Ken has travelled and lectured extensively in Europe, Australia and North America. In 1999 he was awarded an Honorary Doctorate by Middlesex University.
His work concerns the quality of contemporary urban life, in place-making, identity and belonging, having worked with the think-tanks, Comedia & Demos on issues such as new forms of civil society, the planning and design of urban landscapes, the renewal of public institutions – notably parks, public libraries and even cemeteries - and the pleasures of life in the open air.
From 2001 – 2002 he served as a member of the UK government's Urban Green Spaces Task Force. He was the English Editor to the United Nations Centre for Human Settlements report "The State of the World's Cities", published in New York in June 2001. In 2002 he was appointed as an expert adviser to the Historic Buildings and Land Panel of the Heritage Lottery Fund (HLF), and in 2003 to the Commission for Architecture and the Built Environment (CABE).
Ken has lived with his family in Hackney, East London, for more than 30 years, and is married to Larraine Worpole, the photographer. A keen cyclist, Ken Worpole has a regular column in the London Cyclist magazine.
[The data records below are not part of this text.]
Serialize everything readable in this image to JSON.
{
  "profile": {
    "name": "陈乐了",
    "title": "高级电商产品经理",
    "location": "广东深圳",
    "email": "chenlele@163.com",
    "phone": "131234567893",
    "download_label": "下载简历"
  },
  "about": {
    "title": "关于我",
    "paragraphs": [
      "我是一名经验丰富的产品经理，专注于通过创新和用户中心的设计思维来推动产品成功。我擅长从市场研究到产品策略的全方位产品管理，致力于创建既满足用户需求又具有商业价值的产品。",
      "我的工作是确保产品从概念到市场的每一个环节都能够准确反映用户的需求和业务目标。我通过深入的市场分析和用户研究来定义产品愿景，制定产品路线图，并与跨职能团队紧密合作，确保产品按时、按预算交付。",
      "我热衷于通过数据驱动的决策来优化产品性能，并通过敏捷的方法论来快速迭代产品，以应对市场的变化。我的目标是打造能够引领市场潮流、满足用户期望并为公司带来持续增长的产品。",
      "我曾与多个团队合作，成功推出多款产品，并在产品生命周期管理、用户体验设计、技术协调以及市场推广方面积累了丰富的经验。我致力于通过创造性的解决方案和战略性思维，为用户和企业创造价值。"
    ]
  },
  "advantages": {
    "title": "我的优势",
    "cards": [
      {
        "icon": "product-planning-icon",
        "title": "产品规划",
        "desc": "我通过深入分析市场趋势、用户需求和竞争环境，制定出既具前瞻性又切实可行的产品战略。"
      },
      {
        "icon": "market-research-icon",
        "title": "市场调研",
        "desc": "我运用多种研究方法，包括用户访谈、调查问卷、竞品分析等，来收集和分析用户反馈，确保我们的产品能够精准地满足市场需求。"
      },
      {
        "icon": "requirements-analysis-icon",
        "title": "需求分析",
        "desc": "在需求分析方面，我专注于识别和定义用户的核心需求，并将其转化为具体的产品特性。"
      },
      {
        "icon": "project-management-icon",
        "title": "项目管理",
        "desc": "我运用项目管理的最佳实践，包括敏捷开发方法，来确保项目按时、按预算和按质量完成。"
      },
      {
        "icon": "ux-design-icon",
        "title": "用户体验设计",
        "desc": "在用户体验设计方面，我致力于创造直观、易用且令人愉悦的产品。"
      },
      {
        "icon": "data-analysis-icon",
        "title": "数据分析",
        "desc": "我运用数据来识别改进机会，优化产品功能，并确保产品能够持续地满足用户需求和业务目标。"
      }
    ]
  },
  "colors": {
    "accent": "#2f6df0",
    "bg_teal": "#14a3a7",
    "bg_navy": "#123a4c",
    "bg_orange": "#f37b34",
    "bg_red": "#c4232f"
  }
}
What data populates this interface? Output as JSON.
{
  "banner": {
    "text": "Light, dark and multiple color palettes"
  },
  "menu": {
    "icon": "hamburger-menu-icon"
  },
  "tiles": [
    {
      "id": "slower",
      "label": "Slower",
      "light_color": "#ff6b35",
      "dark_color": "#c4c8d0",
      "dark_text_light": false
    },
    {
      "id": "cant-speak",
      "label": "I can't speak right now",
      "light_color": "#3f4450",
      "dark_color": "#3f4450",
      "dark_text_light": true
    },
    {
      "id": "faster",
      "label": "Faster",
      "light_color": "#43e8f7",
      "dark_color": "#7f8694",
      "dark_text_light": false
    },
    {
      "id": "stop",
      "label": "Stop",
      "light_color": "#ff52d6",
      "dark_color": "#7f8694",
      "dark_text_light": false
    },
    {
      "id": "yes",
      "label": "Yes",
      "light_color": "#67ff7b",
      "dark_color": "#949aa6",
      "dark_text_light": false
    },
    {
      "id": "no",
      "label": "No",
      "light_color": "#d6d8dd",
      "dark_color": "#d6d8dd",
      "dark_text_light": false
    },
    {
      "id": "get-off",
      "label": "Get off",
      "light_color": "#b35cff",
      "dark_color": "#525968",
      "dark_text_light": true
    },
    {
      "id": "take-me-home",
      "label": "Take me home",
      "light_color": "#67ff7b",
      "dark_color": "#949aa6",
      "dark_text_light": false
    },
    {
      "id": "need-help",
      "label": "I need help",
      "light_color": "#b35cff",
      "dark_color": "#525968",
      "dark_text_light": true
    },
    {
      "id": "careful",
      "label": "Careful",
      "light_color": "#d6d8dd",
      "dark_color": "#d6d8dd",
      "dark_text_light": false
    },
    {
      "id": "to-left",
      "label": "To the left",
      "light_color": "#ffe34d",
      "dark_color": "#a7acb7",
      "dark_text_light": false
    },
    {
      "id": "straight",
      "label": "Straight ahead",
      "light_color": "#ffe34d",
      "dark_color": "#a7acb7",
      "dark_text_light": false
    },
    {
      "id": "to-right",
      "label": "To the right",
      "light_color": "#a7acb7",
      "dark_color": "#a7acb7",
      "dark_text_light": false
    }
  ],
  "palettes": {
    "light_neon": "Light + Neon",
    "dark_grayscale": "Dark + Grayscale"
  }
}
He also writes and reviews for The Guardian, The Independent, Prospect, The Times Higher Educational Supplement and the online political forum OpenDemocracy.
For lecturing purposes, you can contact him at:
Website - www.worpole.net
The final report of the extensive study undertaken by Comedia in association with Demos into the use of Britain’s urban parks.
The author argues that greater choice in schooling and housing is the only way to address deep-seated problems of low mobility and restricted opportunity in many urban areas.
This book draws on a series of pathbreaking studies of town centres, libraries and parks which argue that the key to safe and enjoyable public spaces is to make them full of activity.
Develop-ment at a local level can help maximise human and material resources by linking environmental improvements to job creation.